The main findings of this study were as follows: the SSR of ART babies in Jilin Province was 50.64%; SSR was associated with fertilization methods. And comparing to IVF, ICSI might decrease the percentage of male babies.
SSR is often used as an important indicator of population health and fertility. As far we know, the normal value of SSR is 51.22% . Different from those of large sample studies, an analysis from the UK showed that the SSR of babies born through ART was 50.98% . It was lower than the normal value and approximated to ours. A study specifically on single embryo transfer revealed that the SSR of New Zealand and Australia were 51.3% and 51.5%, respectively . They were all higher than the normal value. A Chinese large sample research  from 18 reproductive centers showed an SSR of 51.8%, it was beyond the normal level. From our data result and the national, we could preliminarily conclude that ART might influence the SSR in China. Due to some factors such as large sample size gaps, research time, geographical differences or social demography structure, our result was different from the above studies. Whether the relatively lower SSR of babies born through ART in Jilin Province will balance the total SSR of the province, including through natural pregnancy, remains to be studied.
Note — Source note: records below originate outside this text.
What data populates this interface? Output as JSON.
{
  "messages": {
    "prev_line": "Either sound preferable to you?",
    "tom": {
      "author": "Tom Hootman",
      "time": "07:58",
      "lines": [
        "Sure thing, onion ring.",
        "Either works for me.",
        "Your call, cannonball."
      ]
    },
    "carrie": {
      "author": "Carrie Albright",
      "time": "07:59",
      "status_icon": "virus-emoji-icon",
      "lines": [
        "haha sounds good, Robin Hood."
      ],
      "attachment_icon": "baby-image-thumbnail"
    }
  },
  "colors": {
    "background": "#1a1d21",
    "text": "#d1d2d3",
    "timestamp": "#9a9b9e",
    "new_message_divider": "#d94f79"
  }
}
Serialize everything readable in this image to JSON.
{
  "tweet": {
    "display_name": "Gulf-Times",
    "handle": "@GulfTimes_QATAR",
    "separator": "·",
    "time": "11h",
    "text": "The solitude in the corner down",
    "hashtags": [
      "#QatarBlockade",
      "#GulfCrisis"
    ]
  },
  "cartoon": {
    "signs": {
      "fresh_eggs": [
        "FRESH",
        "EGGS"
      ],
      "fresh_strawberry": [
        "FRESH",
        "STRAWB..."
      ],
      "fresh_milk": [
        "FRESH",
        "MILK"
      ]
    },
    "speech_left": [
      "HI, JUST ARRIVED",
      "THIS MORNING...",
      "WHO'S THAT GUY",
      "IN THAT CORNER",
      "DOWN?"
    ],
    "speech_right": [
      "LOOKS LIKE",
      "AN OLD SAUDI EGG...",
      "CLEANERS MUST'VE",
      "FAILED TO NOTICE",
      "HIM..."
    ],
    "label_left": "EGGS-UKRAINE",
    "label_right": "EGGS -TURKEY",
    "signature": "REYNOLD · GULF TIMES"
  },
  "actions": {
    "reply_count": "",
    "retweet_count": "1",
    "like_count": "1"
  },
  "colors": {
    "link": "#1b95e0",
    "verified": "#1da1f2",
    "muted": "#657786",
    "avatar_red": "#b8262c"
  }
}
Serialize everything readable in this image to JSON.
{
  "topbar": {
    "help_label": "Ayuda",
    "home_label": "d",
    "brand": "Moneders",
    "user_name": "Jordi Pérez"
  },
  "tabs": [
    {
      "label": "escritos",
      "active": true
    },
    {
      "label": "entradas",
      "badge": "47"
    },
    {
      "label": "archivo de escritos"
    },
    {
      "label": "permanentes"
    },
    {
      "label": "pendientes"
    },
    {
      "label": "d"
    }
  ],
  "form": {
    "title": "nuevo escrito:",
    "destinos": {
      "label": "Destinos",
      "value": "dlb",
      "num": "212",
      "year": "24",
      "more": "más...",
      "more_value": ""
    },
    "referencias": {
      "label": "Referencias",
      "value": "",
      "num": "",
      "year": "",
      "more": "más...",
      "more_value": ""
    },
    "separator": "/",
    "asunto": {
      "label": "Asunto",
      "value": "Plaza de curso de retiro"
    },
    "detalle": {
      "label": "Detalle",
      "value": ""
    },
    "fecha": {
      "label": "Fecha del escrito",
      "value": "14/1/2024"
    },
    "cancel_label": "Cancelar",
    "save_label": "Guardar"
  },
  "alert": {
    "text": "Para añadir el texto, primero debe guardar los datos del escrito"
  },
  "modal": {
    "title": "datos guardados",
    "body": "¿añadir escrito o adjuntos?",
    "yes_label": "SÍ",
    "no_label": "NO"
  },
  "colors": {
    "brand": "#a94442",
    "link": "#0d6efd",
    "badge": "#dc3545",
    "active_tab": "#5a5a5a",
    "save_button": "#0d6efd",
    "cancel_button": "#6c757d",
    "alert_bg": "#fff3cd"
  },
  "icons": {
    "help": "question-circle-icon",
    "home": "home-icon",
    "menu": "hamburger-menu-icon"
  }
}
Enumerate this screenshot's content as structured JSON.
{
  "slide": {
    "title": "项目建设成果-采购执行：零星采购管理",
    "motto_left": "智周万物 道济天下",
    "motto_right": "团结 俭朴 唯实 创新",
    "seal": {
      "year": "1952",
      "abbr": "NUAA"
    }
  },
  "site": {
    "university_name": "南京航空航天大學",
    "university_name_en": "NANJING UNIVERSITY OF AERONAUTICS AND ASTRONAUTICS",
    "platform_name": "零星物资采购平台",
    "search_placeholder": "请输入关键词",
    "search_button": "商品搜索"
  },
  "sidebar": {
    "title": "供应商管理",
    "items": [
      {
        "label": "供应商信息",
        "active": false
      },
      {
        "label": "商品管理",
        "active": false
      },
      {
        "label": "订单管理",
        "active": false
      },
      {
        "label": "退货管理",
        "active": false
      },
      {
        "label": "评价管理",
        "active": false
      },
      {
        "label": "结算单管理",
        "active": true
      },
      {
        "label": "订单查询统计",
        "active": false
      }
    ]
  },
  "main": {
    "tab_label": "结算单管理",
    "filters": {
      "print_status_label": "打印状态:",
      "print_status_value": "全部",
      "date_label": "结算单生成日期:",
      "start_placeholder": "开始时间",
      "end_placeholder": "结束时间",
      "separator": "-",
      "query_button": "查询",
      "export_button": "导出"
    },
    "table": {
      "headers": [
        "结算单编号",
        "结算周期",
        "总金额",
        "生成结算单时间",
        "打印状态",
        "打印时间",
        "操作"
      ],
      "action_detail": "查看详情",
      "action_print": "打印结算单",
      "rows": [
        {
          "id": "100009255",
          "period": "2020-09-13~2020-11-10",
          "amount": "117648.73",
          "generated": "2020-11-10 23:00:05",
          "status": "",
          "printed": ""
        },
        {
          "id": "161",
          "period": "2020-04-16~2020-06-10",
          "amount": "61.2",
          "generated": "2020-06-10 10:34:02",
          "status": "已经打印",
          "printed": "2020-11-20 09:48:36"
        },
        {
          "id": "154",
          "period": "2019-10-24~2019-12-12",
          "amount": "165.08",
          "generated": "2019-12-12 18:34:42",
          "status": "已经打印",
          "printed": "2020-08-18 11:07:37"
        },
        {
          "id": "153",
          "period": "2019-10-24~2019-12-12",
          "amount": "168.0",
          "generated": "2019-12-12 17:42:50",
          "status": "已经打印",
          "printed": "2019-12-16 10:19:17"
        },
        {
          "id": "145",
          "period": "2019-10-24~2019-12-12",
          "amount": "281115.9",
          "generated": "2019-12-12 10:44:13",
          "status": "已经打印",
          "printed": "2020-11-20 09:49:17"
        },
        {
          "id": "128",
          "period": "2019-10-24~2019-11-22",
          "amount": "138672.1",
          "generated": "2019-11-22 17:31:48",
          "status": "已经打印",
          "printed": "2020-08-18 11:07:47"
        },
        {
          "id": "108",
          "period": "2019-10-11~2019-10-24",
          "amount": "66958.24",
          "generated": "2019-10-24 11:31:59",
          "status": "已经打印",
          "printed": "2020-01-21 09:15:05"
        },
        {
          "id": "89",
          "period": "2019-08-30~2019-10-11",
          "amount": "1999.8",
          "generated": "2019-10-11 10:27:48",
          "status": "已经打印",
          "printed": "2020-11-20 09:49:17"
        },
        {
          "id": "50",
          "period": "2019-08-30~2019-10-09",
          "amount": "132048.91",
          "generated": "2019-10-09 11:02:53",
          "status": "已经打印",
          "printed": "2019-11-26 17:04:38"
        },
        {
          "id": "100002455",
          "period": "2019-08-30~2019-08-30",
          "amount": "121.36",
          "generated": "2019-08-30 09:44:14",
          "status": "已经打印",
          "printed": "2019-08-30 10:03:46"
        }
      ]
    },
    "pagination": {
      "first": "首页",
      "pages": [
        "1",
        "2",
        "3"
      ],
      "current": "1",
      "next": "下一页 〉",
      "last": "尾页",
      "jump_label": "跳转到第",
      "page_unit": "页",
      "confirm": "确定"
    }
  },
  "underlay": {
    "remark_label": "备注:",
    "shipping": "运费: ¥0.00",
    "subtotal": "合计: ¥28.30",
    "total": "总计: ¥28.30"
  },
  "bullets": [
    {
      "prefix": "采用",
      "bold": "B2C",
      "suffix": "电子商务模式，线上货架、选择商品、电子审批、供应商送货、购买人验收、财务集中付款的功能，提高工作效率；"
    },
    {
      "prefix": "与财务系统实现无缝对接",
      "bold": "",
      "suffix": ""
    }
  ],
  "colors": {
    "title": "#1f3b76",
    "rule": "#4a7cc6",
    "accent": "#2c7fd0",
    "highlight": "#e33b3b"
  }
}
Although our results only showed an association between fertilization methods and SSR, this result was consistent with the results of other similar studies [4, 5, 13, 14]. The development of ICSI was facilitated when researchers focused on male infertility by considering sperm factors at the beginning of treatment for infertility . As second-generation IVF technology, ICSI has been widely used worldwide. But researchers have never stopped discussing the safety of ICSI . In the China’s first large sample study  about SSR of ART babies, a preliminary analysis was conducted on the reasons why ICSI might reduce SSR. They thought that the patient’s spermatogenic function was impaired, normally functioning sperm with Y chromosome was also reduced. However, other studies had shown that patients with normal spermatogenesis had reduced SSR after ICSI . We analyzed the possible reason was although the best indication for ICSI targeted male factors such as azoospermia, some patients had ICSI because of non-male factors . For example, those patients who had previously experienced failed fertilization with IVF. Therefore, the above different research results might have different conclusions, depending on what the indications for ART were. In this study, male factors accounted for the largest proportion of infertility factors. The number of patients undergoing ART for both male and female factors also accounted for a significant proportion. And we separated patients who had ICSI from rescue-ICSI. Rescue-ICSI were all performed after unsuccessful IVF that were for non-male factors. Unlike with ICSI alone, no effect on SSR was shown when compared to IVF. Most infertile men in our centre were patients with azoospermia or chromosomal abnormalities. Therefore, we tentatively concluded that the proportion of male babies born to ART patients who were solely due to male factors was lower than that of other factors.
There are some limitations in our study. Firstly, our sample size is relatively small. As a newly developed technology in Jilin Province in recent years, the sample size was limited when the gender of the offspring was excluded as one male and one female. What’s more, the information we have collected is not comprehensive. We should collect information such as the test results of some reports from the parents, etc. This is the incomplete information caused by the incomplete electronic medical record system in the early stage. We think that in the future, with the gradual improvement of our system, we will analyse the impact on SSR from a more comprehensive perspective.